Saved data entries
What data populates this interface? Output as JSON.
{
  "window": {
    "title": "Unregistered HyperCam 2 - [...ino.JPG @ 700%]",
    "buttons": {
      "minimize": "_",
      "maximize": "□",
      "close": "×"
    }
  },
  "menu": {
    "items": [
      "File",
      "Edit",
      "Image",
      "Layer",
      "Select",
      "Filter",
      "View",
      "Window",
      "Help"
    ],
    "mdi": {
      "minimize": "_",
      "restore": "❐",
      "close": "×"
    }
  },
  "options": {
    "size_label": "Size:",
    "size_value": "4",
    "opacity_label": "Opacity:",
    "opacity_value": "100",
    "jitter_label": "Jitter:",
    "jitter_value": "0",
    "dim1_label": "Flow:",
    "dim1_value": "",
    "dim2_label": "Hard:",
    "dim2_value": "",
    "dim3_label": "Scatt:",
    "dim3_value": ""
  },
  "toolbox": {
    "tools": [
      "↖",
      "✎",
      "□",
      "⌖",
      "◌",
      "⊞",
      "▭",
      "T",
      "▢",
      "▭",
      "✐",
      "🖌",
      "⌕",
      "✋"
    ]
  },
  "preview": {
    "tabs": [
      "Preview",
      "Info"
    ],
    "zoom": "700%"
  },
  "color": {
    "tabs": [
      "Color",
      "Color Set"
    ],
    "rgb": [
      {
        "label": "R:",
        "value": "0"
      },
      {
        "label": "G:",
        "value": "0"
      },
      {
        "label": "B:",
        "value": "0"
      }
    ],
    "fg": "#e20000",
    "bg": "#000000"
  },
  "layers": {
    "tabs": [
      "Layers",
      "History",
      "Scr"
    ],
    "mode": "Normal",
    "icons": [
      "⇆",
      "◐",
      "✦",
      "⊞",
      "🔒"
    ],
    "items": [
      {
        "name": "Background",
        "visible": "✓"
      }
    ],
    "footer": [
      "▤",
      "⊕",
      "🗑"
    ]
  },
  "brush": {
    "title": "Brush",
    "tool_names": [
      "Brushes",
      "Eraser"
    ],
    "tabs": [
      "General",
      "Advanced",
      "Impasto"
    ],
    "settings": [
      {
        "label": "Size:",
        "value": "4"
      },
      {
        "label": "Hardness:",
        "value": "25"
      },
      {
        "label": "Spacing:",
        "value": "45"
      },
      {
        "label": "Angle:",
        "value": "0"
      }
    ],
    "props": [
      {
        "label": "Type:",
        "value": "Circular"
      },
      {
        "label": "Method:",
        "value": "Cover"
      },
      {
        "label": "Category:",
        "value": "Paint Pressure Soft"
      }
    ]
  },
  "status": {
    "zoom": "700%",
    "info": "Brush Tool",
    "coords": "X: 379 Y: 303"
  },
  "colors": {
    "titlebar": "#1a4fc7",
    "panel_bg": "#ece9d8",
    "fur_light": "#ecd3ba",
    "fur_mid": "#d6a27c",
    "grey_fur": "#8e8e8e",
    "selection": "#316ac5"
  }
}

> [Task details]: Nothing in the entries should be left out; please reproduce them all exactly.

> [Task solution]:
What data populates this interface? Output as JSON.
{
  "window": {
    "title": "Unregistered HyperCam 2 - [...ino.JPG @ 700%]",
    "buttons": {
      "minimize": "_",
      "maximize": "□",
      "close": "×"
    }
  },
  "menu": {
    "items": [
      "File",
      "Edit",
      "Image",
      "Layer",
      "Select",
      "Filter",
      "View",
      "Window",
      "Help"
    ],
    "mdi": {
      "minimize": "_",
      "restore": "❐",
      "close": "×"
    }
  },
  "options": {
    "size_label": "Size:",
    "size_value": "4",
    "opacity_label": "Opacity:",
    "opacity_value": "100",
    "jitter_label": "Jitter:",
    "jitter_value": "0",
    "dim1_label": "Flow:",
    "dim1_value": "",
    "dim2_label": "Hard:",
    "dim2_value": "",
    "dim3_label": "Scatt:",
    "dim3_value": ""
  },
  "toolbox": {
    "tools": [
      "↖",
      "✎",
      "□",
      "⌖",
      "◌",
      "⊞",
      "▭",
      "T",
      "▢",
      "▭",
      "✐",
      "🖌",
      "⌕",
      "✋"
    ]
  },
  "preview": {
    "tabs": [
      "Preview",
      "Info"
    ],
    "zoom": "700%"
  },
  "color": {
    "tabs": [
      "Color",
      "Color Set"
    ],
    "rgb": [
      {
        "label": "R:",
        "value": "0"
      },
      {
        "label": "G:",
        "value": "0"
      },
      {
        "label": "B:",
        "value": "0"
      }
    ],
    "fg": "#e20000",
    "bg": "#000000"
  },
  "layers": {
    "tabs": [
      "Layers",
      "History",
      "Scr"
    ],
    "mode": "Normal",
    "icons": [
      "⇆",
      "◐",
      "✦",
      "⊞",
      "🔒"
    ],
    "items": [
      {
        "name": "Background",
        "visible": "✓"
      }
    ],
    "footer": [
      "▤",
      "⊕",
      "🗑"
    ]
  },
  "brush": {
    "title": "Brush",
    "tool_names": [
      "Brushes",
      "Eraser"
    ],
    "tabs": [
      "General",
      "Advanced",
      "Impasto"
    ],
    "settings": [
      {
        "label": "Size:",
        "value": "4"
      },
      {
        "label": "Hardness:",
        "value": "25"
      },
      {
        "label": "Spacing:",
        "value": "45"
      },
      {
        "label": "Angle:",
        "value": "0"
      }
    ],
    "props": [
      {
        "label": "Type:",
        "value": "Circular"
      },
      {
        "label": "Method:",
        "value": "Cover"
      },
      {
        "label": "Category:",
        "value": "Paint Pressure Soft"
      }
    ]
  },
  "status": {
    "zoom": "700%",
    "info": "Brush Tool",
    "coords": "X: 379 Y: 303"
  },
  "colors": {
    "titlebar": "#1a4fc7",
    "panel_bg": "#ece9d8",
    "fur_light": "#ecd3ba",
    "fur_mid": "#d6a27c",
    "grey_fur": "#8e8e8e",
    "selection": "#316ac5"
  }
}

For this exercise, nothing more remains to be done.